Buying Land

What happens if I can’t afford to buy my land when it registers?

This is an extremely common question that we are asked when we have clients purchasing unregistered land.

The short answer is that regardless of the change in your circumstances, you are still locked into a contract that is required to be completed.

It is therefore extremely important that when you purchase unregistered land you should be aware of all of the changes in circumstances that may occur while you are waiting for your land to register, such as:

  • Loss of job
  • Death of a party to the contract
  • Separation
  • The block of land losing value (worth less than what you are paying)

Unfortunately, none of these circumstances allow you to get out of the contract. You are still legally bound to complete your purchase.

What are the consequences if I then do not complete my purchase?

The consequences are quite severe and include:

  • You will be issued with a legal notice by the developer/vendor giving you a specific time in which you need to complete (settle) called a Notice to Complete.
  • If you then still do not settle, the developer/vendor can terminate the contract and claim the deposit that you paid when you first purchased the land.
  • On top of the loss of your deposit, the developer/vendor can commence legal action to recover any further losses they suffer.
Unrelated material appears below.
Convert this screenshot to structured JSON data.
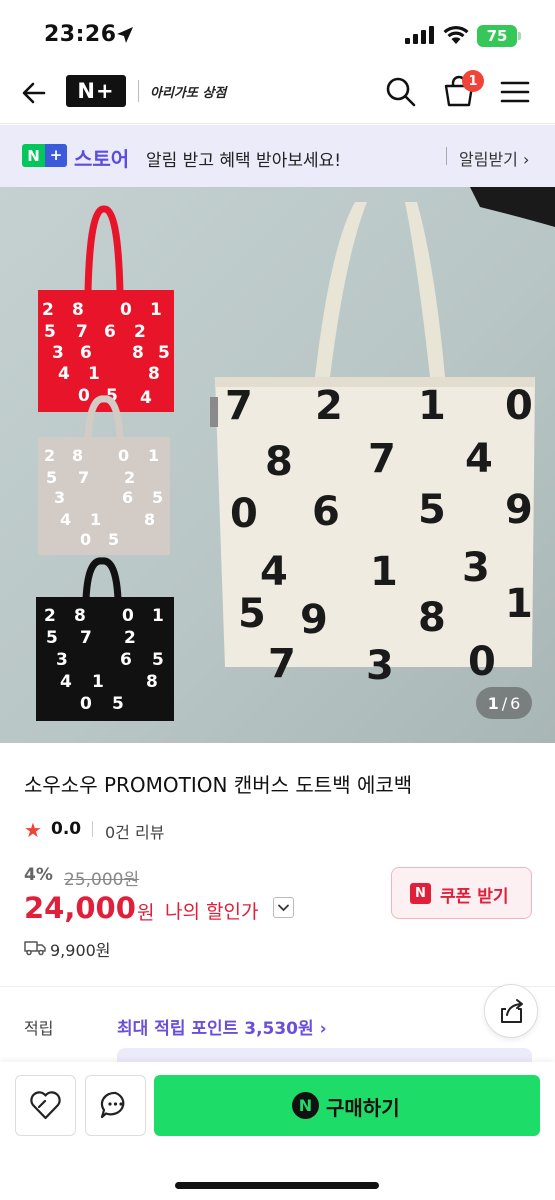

From this you can see how important it is to be sure of your decision and circumstances when you are considering purchasing unregistered land.

Purchasing unregistered land
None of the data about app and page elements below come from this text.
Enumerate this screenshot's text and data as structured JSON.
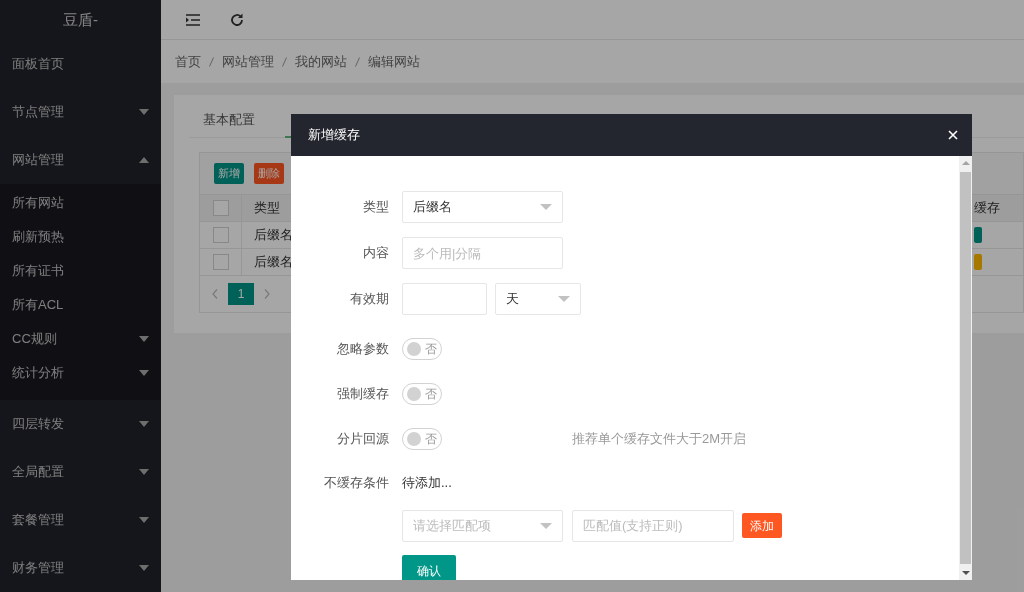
{
  "sidebar": {
    "logo": "豆盾-",
    "items": [
      {
        "label": "面板首页"
      },
      {
        "label": "节点管理",
        "expanded": false
      },
      {
        "label": "网站管理",
        "expanded": true,
        "children": [
          {
            "label": "所有网站"
          },
          {
            "label": "刷新预热"
          },
          {
            "label": "所有证书"
          },
          {
            "label": "所有ACL"
          },
          {
            "label": "CC规则",
            "expanded": false
          },
          {
            "label": "统计分析",
            "expanded": false
          }
        ]
      },
      {
        "label": "四层转发",
        "expanded": false
      },
      {
        "label": "全局配置",
        "expanded": false
      },
      {
        "label": "套餐管理",
        "expanded": false
      },
      {
        "label": "财务管理",
        "expanded": false
      }
    ]
  },
  "breadcrumb": [
    "首页",
    "网站管理",
    "我的网站",
    "编辑网站"
  ],
  "tabs": [
    {
      "label": "基本配置",
      "selected": false
    },
    {
      "selected": true
    }
  ],
  "table": {
    "toolbar": [
      {
        "label": "新增",
        "kind": "primary"
      },
      {
        "label": "删除",
        "kind": "danger"
      }
    ],
    "select_all": {
      "checked": false
    },
    "columns": [
      "类型",
      "缓存"
    ],
    "rows": [
      {
        "checked": false,
        "type": "后缀名",
        "color": "#006158"
      },
      {
        "checked": false,
        "type": "后缀名",
        "color": "#a67800"
      }
    ],
    "pagination": {
      "pages": [
        {
          "label": "1",
          "selected": true
        }
      ]
    }
  },
  "modal": {
    "title": "新增缓存",
    "fields": [
      {
        "kind": "select",
        "label": "类型",
        "value": "后缀名"
      },
      {
        "kind": "input",
        "label": "内容",
        "placeholder": "多个用|分隔"
      },
      {
        "kind": "duration",
        "label": "有效期",
        "unit": "天"
      },
      {
        "kind": "switch",
        "label": "忽略参数",
        "on": false,
        "text": "否"
      },
      {
        "kind": "switch",
        "label": "强制缓存",
        "on": false,
        "text": "否"
      },
      {
        "kind": "switch",
        "label": "分片回源",
        "on": false,
        "text": "否",
        "hint": "推荐单个缓存文件大于2M开启"
      },
      {
        "kind": "text",
        "label": "不缓存条件",
        "value": "待添加..."
      },
      {
        "kind": "condition",
        "select_placeholder": "请选择匹配项",
        "input_placeholder": "匹配值(支持正则)",
        "button": "添加"
      }
    ],
    "submit": "确认"
  }
}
So I asked my client, I said, “What did you discover having already bought unregistered land that you didn’t expect?” The response I received, which inspired me to write this blog was “they lie about registration”. This blogs not about how developers lie, but it is about what you as a purchaser of unregistered land need to consider even after you’re told the anticipated registration date. You need to be aware as a purchaser of unregistered land that while you are provided with an anticipated date for registration, this date is approximate only and subject to change. There are two things to consider, the process involved in registering land and the provisions in the Contract for Sale.The developer doesn’t have control over registration of the land because there are processes that need to be followed and third parties that are involved in these processes. Before land is ‘registered’ construction works need to be completed, council must approve the plan of subdivision and the plan of subdivision must be lodged to the Land and Property Information. In this process there are several parties involved, it is because of this that registering the plan of subdivision can take time. It is also because of this that exact time frames of when the land will register cannot be given.
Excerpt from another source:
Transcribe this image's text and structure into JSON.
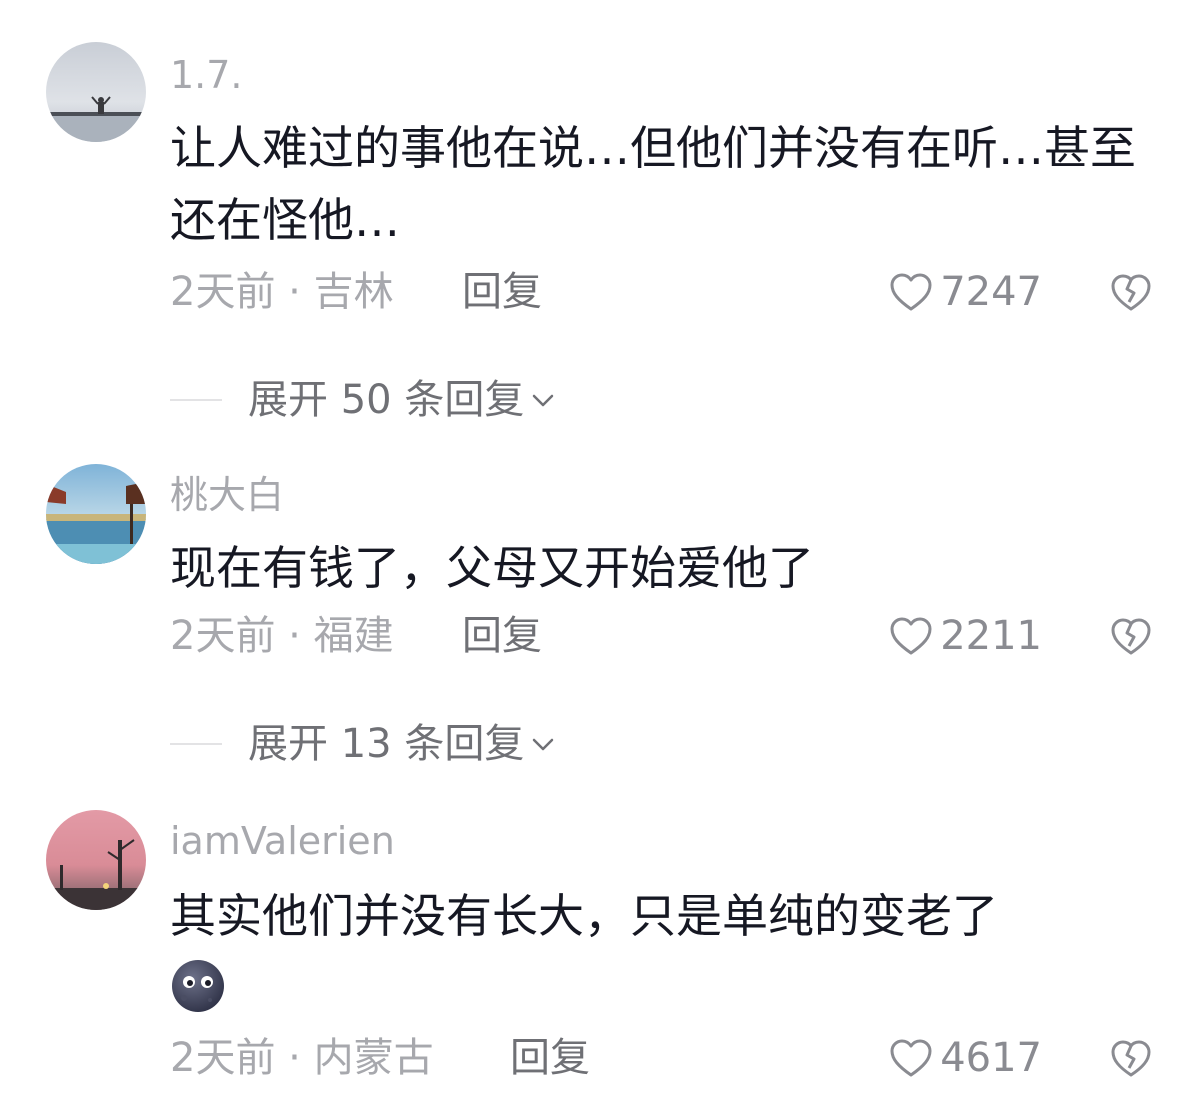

Generally speaking in a Contract for Sale of unregistered land, there is a provision for what’s called a ‘sunset date’. This is the latest date that the developer has to have the land registered by. It’s your worst-case scenario. This date is important to consider because as a worst-case scenario you could be waiting until then. It’s only until this date is exceeded that you have any options. In most cases, if the sunset date is exceeded, you have the option to elect to no longer proceed with the purchase.

So it’s risky business purchasing unregistered land but that doesn’t mean you shouldn’t, now though, you are more prepared and can enter these sorts of transactions with a better understanding.